*** Opening of Provided records ***
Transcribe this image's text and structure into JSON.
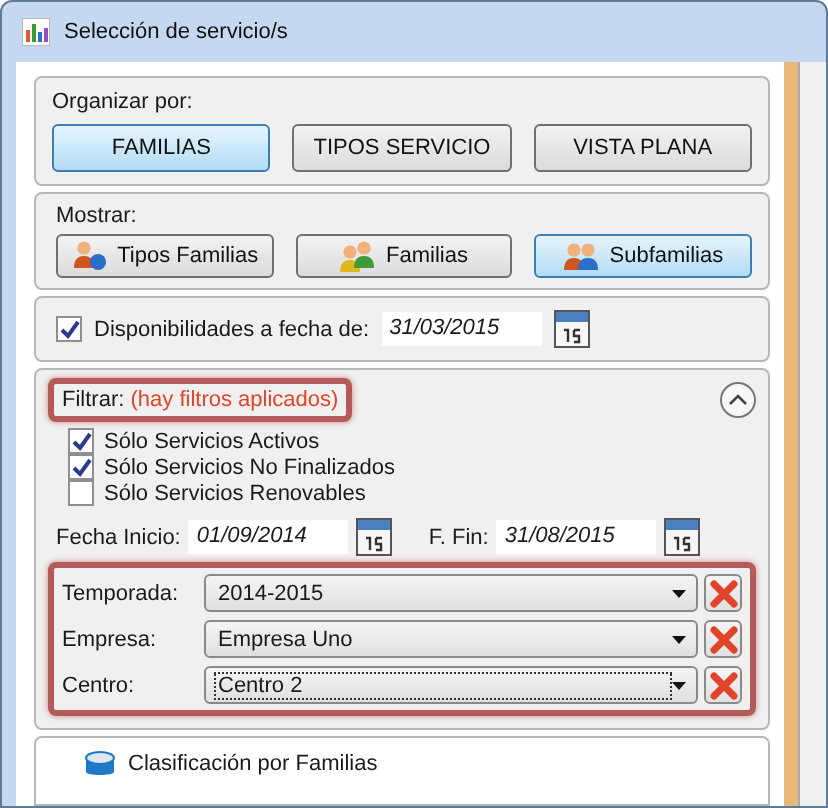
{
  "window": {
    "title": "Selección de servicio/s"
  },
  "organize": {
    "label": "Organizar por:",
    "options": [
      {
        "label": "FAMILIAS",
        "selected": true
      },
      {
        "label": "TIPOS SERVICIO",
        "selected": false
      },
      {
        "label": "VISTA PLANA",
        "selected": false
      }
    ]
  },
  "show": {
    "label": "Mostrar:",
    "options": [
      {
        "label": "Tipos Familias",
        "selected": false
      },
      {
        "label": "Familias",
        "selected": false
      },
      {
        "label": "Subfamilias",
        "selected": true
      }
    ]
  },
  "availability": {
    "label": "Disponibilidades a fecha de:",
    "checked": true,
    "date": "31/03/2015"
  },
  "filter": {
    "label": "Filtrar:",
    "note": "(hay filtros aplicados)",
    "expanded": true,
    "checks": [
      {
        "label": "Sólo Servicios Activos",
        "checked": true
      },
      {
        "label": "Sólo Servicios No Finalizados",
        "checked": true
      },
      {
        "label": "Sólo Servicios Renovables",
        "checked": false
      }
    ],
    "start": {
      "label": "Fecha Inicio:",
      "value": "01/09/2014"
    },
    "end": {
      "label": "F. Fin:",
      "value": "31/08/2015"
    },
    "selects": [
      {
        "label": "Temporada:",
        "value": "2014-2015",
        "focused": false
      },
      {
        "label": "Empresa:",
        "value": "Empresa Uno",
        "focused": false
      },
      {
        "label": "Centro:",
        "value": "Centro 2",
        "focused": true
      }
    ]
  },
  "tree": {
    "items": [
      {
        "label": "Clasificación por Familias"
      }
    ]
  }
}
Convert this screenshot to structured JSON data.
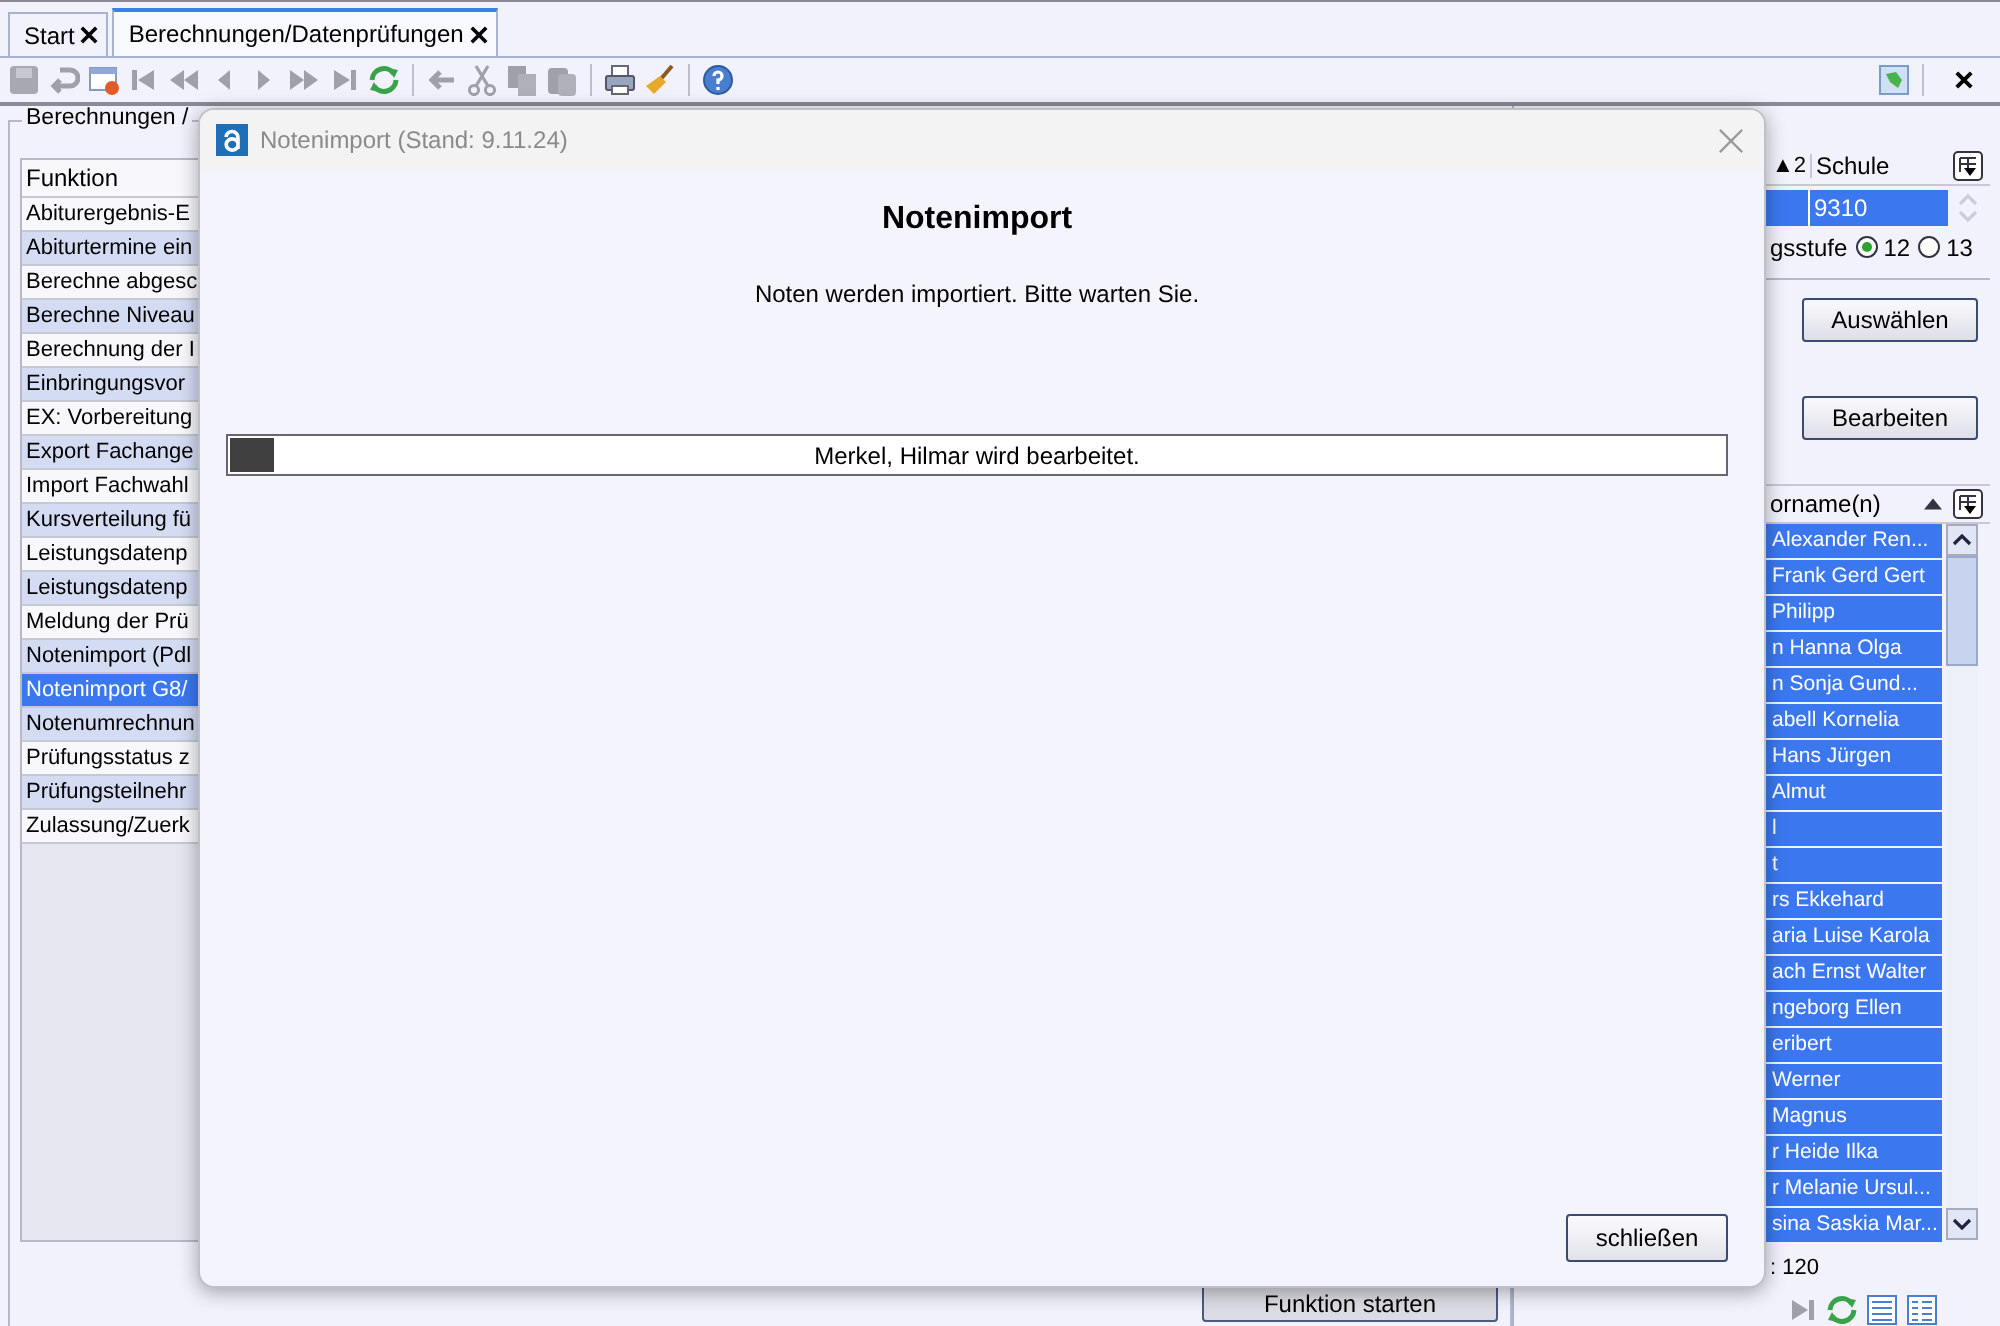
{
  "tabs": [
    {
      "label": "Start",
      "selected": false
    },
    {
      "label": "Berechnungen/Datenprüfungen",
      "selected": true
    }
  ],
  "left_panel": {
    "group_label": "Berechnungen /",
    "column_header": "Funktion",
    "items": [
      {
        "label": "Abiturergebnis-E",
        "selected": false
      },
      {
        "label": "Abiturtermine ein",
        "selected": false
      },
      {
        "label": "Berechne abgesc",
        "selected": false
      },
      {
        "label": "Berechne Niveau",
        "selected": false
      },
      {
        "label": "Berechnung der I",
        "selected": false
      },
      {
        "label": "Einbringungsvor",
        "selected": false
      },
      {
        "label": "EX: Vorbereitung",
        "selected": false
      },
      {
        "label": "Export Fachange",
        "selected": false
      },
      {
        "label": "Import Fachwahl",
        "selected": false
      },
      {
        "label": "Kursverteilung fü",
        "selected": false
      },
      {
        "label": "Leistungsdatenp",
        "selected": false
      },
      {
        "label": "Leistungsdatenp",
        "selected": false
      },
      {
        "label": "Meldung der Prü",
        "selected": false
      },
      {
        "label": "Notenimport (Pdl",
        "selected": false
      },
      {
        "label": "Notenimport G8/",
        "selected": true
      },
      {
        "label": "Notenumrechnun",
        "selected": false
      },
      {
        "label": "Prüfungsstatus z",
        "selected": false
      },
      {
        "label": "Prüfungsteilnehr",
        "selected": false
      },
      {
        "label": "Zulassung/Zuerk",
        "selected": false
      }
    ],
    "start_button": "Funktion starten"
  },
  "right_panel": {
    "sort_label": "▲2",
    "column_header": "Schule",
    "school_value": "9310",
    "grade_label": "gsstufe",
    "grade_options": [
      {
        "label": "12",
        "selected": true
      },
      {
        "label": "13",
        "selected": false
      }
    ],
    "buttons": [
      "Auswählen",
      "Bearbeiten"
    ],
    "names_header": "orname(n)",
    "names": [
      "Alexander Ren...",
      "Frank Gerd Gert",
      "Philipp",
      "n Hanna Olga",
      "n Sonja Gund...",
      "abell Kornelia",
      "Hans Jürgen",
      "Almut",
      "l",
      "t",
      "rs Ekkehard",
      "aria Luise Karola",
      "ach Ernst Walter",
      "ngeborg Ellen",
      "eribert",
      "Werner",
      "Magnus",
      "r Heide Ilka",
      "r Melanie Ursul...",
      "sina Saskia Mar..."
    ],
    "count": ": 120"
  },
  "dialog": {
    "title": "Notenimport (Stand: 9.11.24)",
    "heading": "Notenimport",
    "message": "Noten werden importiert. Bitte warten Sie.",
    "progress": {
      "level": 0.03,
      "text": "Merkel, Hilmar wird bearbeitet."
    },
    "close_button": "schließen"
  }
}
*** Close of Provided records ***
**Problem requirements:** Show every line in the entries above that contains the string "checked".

**Completed task:**
    "checked": true,
        "checked": true
        "checked": true
        "checked": false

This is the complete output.